Pick every line from the data that holds the word "devices".

------ Supplied information ------

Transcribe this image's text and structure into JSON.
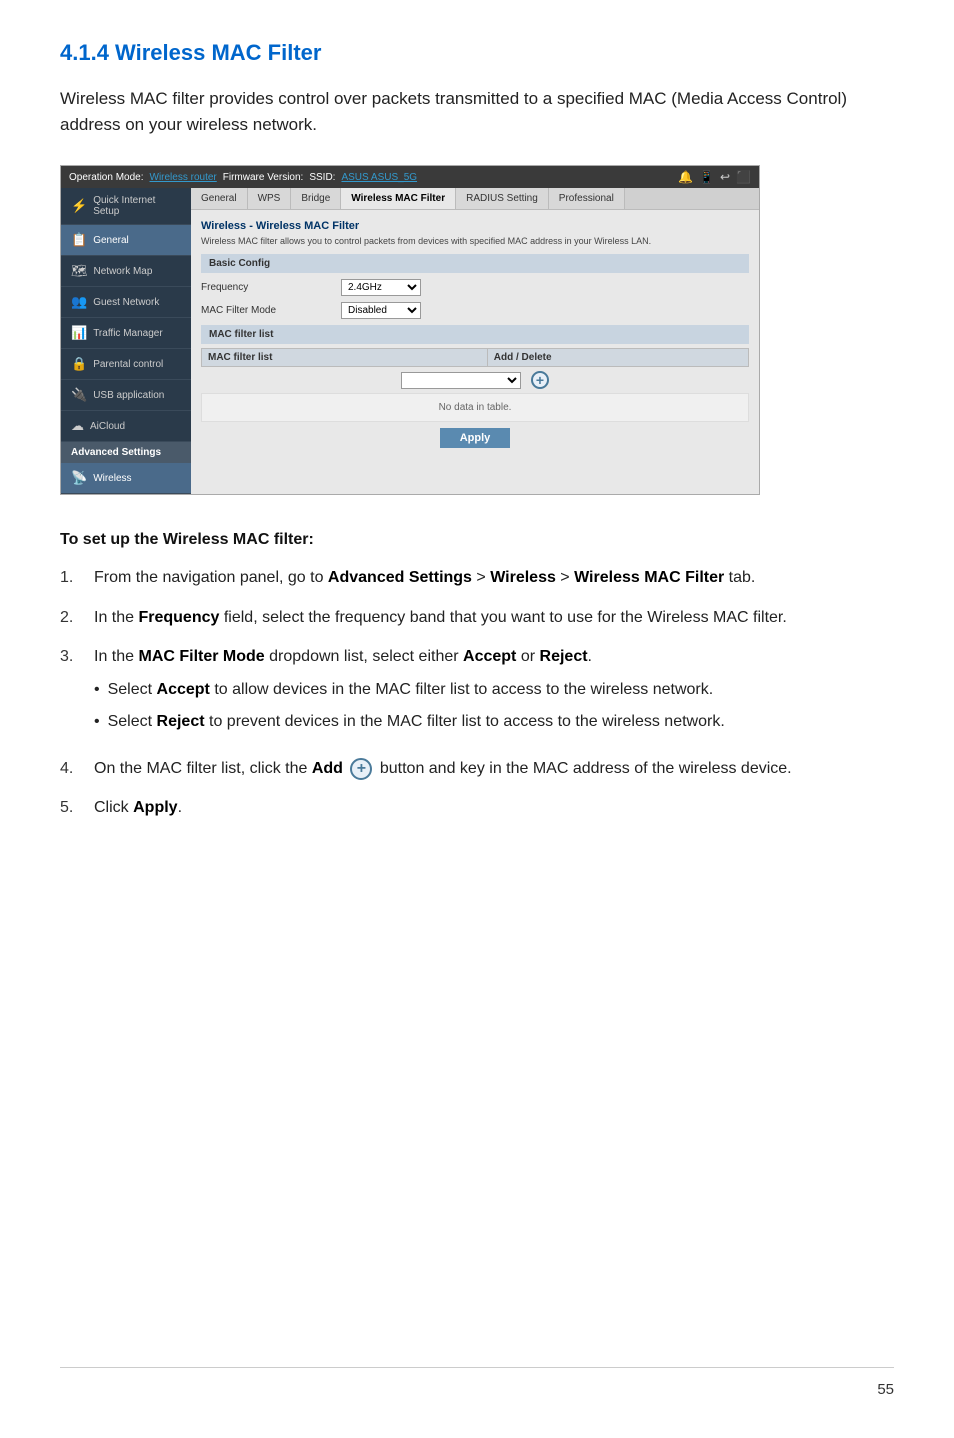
{
  "page": {
    "title": "4.1.4 Wireless MAC Filter",
    "intro": "Wireless MAC filter provides control over packets transmitted to a specified MAC (Media Access Control) address on your wireless network.",
    "page_number": "55"
  },
  "router_ui": {
    "topbar": {
      "operation_mode_label": "Operation Mode:",
      "operation_mode_value": "Wireless router",
      "firmware_label": "Firmware Version:",
      "ssid_label": "SSID:",
      "ssid_values": "ASUS  ASUS_5G"
    },
    "tabs": [
      {
        "label": "General",
        "active": false
      },
      {
        "label": "WPS",
        "active": false
      },
      {
        "label": "Bridge",
        "active": false
      },
      {
        "label": "Wireless MAC Filter",
        "active": true
      },
      {
        "label": "RADIUS Setting",
        "active": false
      },
      {
        "label": "Professional",
        "active": false
      }
    ],
    "sidebar": {
      "items": [
        {
          "label": "Quick Internet Setup",
          "icon": "⚡",
          "active": false
        },
        {
          "label": "General",
          "icon": "📋",
          "active": false
        },
        {
          "label": "Network Map",
          "icon": "🗺",
          "active": false
        },
        {
          "label": "Guest Network",
          "icon": "👥",
          "active": false
        },
        {
          "label": "Traffic Manager",
          "icon": "📊",
          "active": false
        },
        {
          "label": "Parental control",
          "icon": "🔒",
          "active": false
        },
        {
          "label": "USB application",
          "icon": "🔌",
          "active": false
        },
        {
          "label": "AiCloud",
          "icon": "☁",
          "active": false
        }
      ],
      "section_label": "Advanced Settings",
      "active_subsection": "Wireless"
    },
    "content": {
      "section_title": "Wireless - Wireless MAC Filter",
      "section_desc": "Wireless MAC filter allows you to control packets from devices with specified MAC address in your Wireless LAN.",
      "basic_config_label": "Basic Config",
      "frequency_label": "Frequency",
      "frequency_value": "2.4GHz",
      "mac_filter_mode_label": "MAC Filter Mode",
      "mac_filter_mode_value": "Disabled",
      "mac_filter_list_label": "MAC filter list",
      "mac_filter_list_col": "MAC filter list",
      "add_delete_label": "Add / Delete",
      "no_data_text": "No data in table.",
      "apply_button": "Apply"
    }
  },
  "instructions": {
    "title": "To set up the Wireless MAC filter:",
    "steps": [
      {
        "num": "1.",
        "text_parts": [
          "From the navigation panel, go to ",
          "Advanced Settings",
          " > ",
          "Wireless",
          " > ",
          "Wireless MAC Filter",
          " tab."
        ],
        "bold_indices": [
          1,
          3,
          5
        ]
      },
      {
        "num": "2.",
        "text_parts": [
          "In the ",
          "Frequency",
          " field, select the frequency band that you want to use for the Wireless MAC filter."
        ],
        "bold_indices": [
          1
        ]
      },
      {
        "num": "3.",
        "text_parts": [
          "In the ",
          "MAC Filter Mode",
          " dropdown list, select either ",
          "Accept",
          " or ",
          "Reject",
          "."
        ],
        "bold_indices": [
          1,
          3,
          5
        ],
        "sub_items": [
          {
            "text_parts": [
              "Select ",
              "Accept",
              " to allow devices in the MAC filter list to access to the wireless network."
            ],
            "bold_indices": [
              1
            ]
          },
          {
            "text_parts": [
              "Select ",
              "Reject",
              " to prevent devices in the MAC filter list to access to the wireless network."
            ],
            "bold_indices": [
              1
            ]
          }
        ]
      },
      {
        "num": "4.",
        "text_parts": [
          "On the MAC filter list, click the ",
          "Add",
          "  button and key in the MAC address of the wireless device."
        ],
        "bold_indices": [
          1
        ],
        "has_add_icon": true
      },
      {
        "num": "5.",
        "text_parts": [
          "Click ",
          "Apply",
          "."
        ],
        "bold_indices": [
          1
        ]
      }
    ]
  }
}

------

▶ _Expected output_
      "section_desc": "Wireless MAC filter allows you to control packets from devices with specified MAC address in your Wireless LAN.",
              " to allow devices in the MAC filter list to access to the wireless network."
              " to prevent devices in the MAC filter list to access to the wireless network."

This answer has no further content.